Connect with us

Events and Festivals Australia

Muster and Samora Squid excite patrons at Junction Hometown | The Examiner

Published

on

news, local-news, hometown, junction, festival, muster, samora squid, events

The second day of Junction’s Hometown festival did not disappoint patrons. It may have been wet, but spirits were high for the first major event in the North of the state since the pandemic. One of the highlights from Saturday’s first session was Samora Squid, a contortionist and sword swallower who equally unnerved and impressed his onlookers. “I find it really interesting seeing that juxtaposition of emotion in people where they are clearly having a good time but they are also clearly uncomfortable. It’s an interesting reaction,” he said. “They’re amused and they’re shocked.” Related news: Squid said events like Hometown show we can still hold small community events and he enjoyed being back up on stage doing what he does best. “[It was] great. Fantastic. I love making people laugh. I love the reaction it gets.” “I think all the musicians, and all the performers, and all the crew that are working on an event like this, we all get the same kick out of seeing the community all hanging out together. “Seeing and being part of that sense of community is really valuable I think.” Though he has only had four gigs since March and it has been frustrating not being able to work, Squid said he completely supports the government’s actions with regard to the pandemic. “Normally I would do something like The Taste, or Falls, or Festivale, or Taste of the Huon. Those food and wine events aren’t really happening.” “Things have been slow, things have been tough, and I am definitely missing interacting with other performers on the circuit.” In other news: The 35-year-old lived out of his backpack and travelled seasonally for a long time but has settled into a more regular circuit the last five years. Muster was another highly anticipated event of the festival, with the Johnny Cash inspired work well received by ticketholders.
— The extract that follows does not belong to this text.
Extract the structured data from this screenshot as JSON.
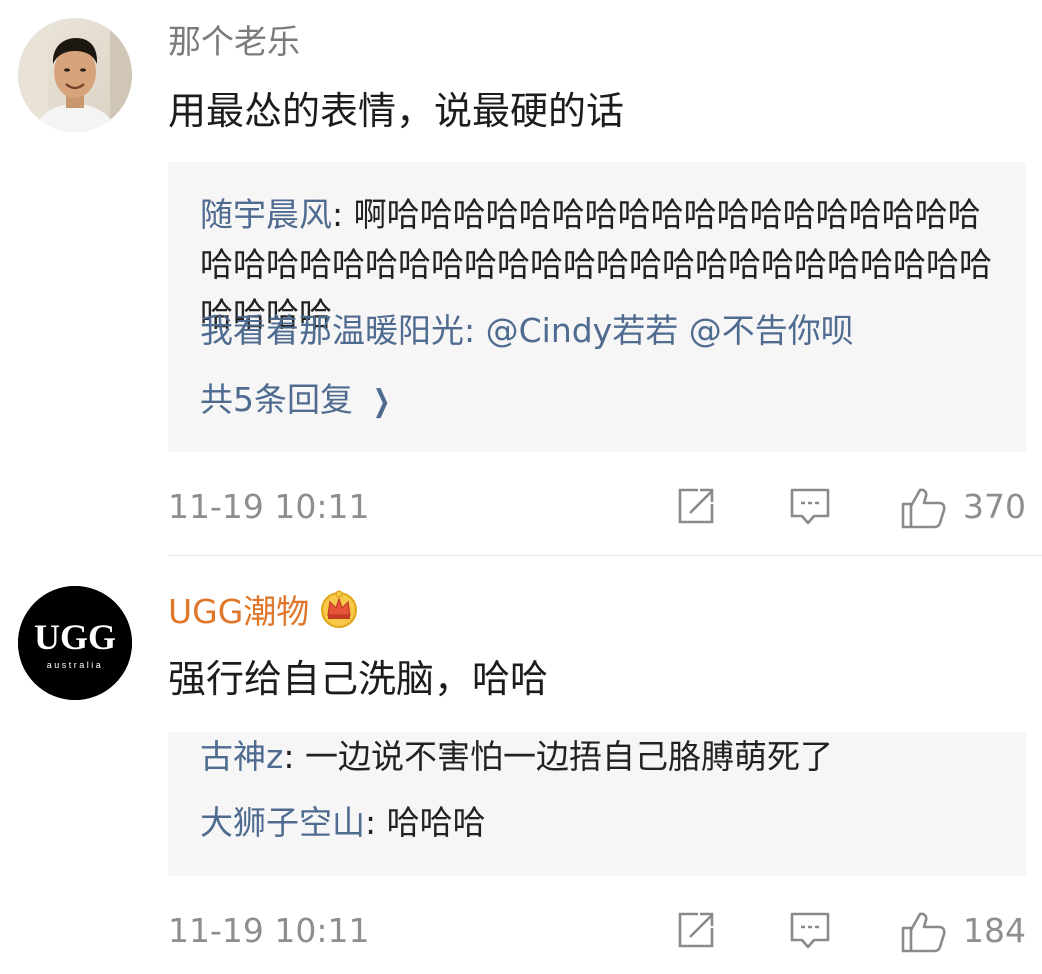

One choreographer of the performance, Gabriel Comerford, said it was a special moment seeing the community dance work come together. “The start of the show has quite a meditative reflective space and to see the casts faces at the end – they’re just pure unadulterated joy as they dance in the rain around the fountain.” “It makes it all worth it times a million.”

/images/transform/v1/crop/frm/rJYMCBtgZ6tPW9SEJHL7c7/c049034e-942a-49dd-84e7-d39100bf0305.jpg/r0_1269_2800_2851_w1200_h678_fmax.jpg
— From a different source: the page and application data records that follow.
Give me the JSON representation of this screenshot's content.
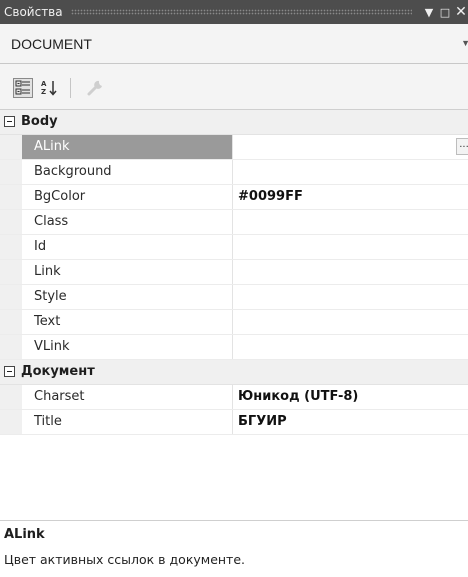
{
  "window": {
    "title": "Свойства",
    "buttons": {
      "dropdown": "▼",
      "maximize": "□",
      "close": "✕"
    }
  },
  "object_selector": {
    "selected": "DOCUMENT"
  },
  "toolbar": {
    "items": [
      {
        "icon": "categorized-icon",
        "active": true
      },
      {
        "icon": "alphabetical-sort-icon",
        "active": false
      },
      {
        "icon": "property-pages-icon",
        "active": false,
        "disabled": true
      }
    ]
  },
  "grid": {
    "categories": [
      {
        "name": "Body",
        "properties": [
          {
            "name": "ALink",
            "value": "",
            "selected": true,
            "has_ellipsis": true
          },
          {
            "name": "Background",
            "value": ""
          },
          {
            "name": "BgColor",
            "value": "#0099FF"
          },
          {
            "name": "Class",
            "value": ""
          },
          {
            "name": "Id",
            "value": ""
          },
          {
            "name": "Link",
            "value": ""
          },
          {
            "name": "Style",
            "value": ""
          },
          {
            "name": "Text",
            "value": ""
          },
          {
            "name": "VLink",
            "value": ""
          }
        ]
      },
      {
        "name": "Документ",
        "properties": [
          {
            "name": "Charset",
            "value": "Юникод (UTF-8)"
          },
          {
            "name": "Title",
            "value": "БГУИР"
          }
        ]
      }
    ],
    "ellipsis_label": "..."
  },
  "description": {
    "title": "ALink",
    "text": "Цвет активных ссылок в документе."
  }
}
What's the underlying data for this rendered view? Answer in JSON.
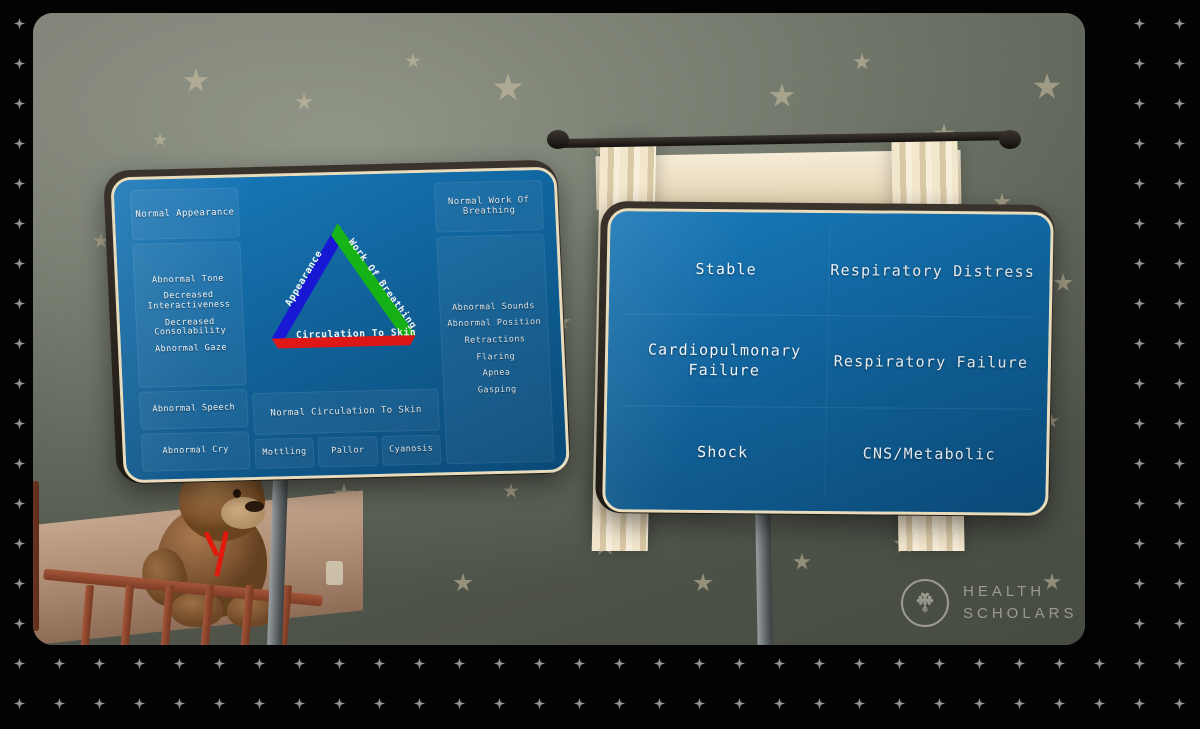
{
  "app": {
    "watermark_line1": "HEALTH",
    "watermark_line2": "SCHOLARS",
    "logo_icon": "tree-in-circle-icon"
  },
  "scene": {
    "description": "nursery room with teddy bear in crib, window with curtains, star-patterned wall",
    "wall_color": "#7c8373",
    "star_color": "#cfc3a4",
    "teddy_bow_color": "#e01a0c"
  },
  "left_board": {
    "name": "pediatric-assessment-triangle-board",
    "appearance_column": {
      "header": "Normal Appearance",
      "abnormal_group": [
        "Abnormal Tone",
        "Decreased Interactiveness",
        "Decreased Consolability",
        "Abnormal Gaze"
      ],
      "abnormal_speech": "Abnormal Speech",
      "abnormal_cry": "Abnormal Cry"
    },
    "triangle": {
      "left_edge_label": "Appearance",
      "left_edge_color": "#1414d8",
      "right_edge_label": "Work Of Breathing",
      "right_edge_color": "#14b814",
      "bottom_edge_label": "Circulation To Skin",
      "bottom_edge_color": "#e51414"
    },
    "circulation_column": {
      "header": "Normal Circulation To Skin",
      "signs": [
        "Mottling",
        "Pallor",
        "Cyanosis"
      ]
    },
    "breathing_column": {
      "header": "Normal Work Of Breathing",
      "signs": [
        "Abnormal Sounds",
        "Abnormal Position",
        "Retractions",
        "Flaring",
        "Apnea",
        "Gasping"
      ]
    }
  },
  "right_board": {
    "name": "assessment-outcome-board",
    "cells": [
      "Stable",
      "Respiratory Distress",
      "Cardiopulmonary Failure",
      "Respiratory Failure",
      "Shock",
      "CNS/Metabolic"
    ]
  }
}
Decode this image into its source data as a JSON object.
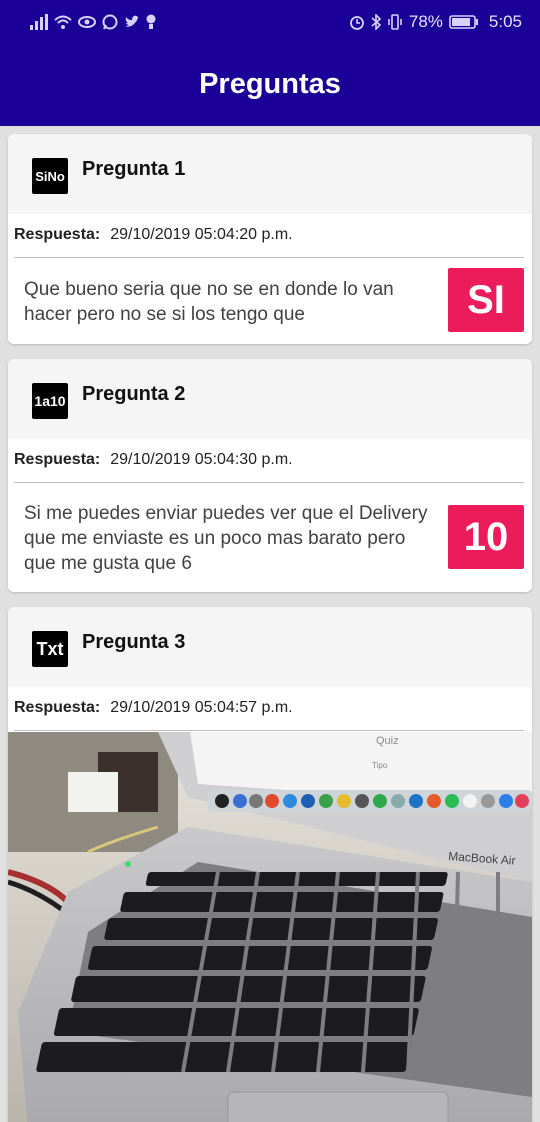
{
  "status_bar": {
    "battery": "78%",
    "time": "5:05"
  },
  "app_bar": {
    "title": "Preguntas"
  },
  "cards": [
    {
      "icon_text": "SiNo",
      "title": "Pregunta 1",
      "response_label": "Respuesta:",
      "response_date": "29/10/2019 05:04:20 p.m.",
      "answer_text": "Que bueno seria que no se en donde lo van hacer pero no se si los tengo que",
      "badge": "SI"
    },
    {
      "icon_text": "1a10",
      "title": "Pregunta 2",
      "response_label": "Respuesta:",
      "response_date": "29/10/2019 05:04:30 p.m.",
      "answer_text": "Si me puedes enviar puedes ver que el Delivery que me enviaste es un poco mas barato pero que me gusta que 6",
      "badge": "10"
    },
    {
      "icon_text": "Txt",
      "title": "Pregunta 3",
      "response_label": "Respuesta:",
      "response_date": "29/10/2019 05:04:57 p.m.",
      "photo": {
        "screen_text_1": "Quiz",
        "screen_text_2": "Tipo",
        "brand_text": "MacBook Air"
      }
    }
  ]
}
Source link

Click to comment

Leave a Reply

Your email address will not be published. Required fields are marked *

Trending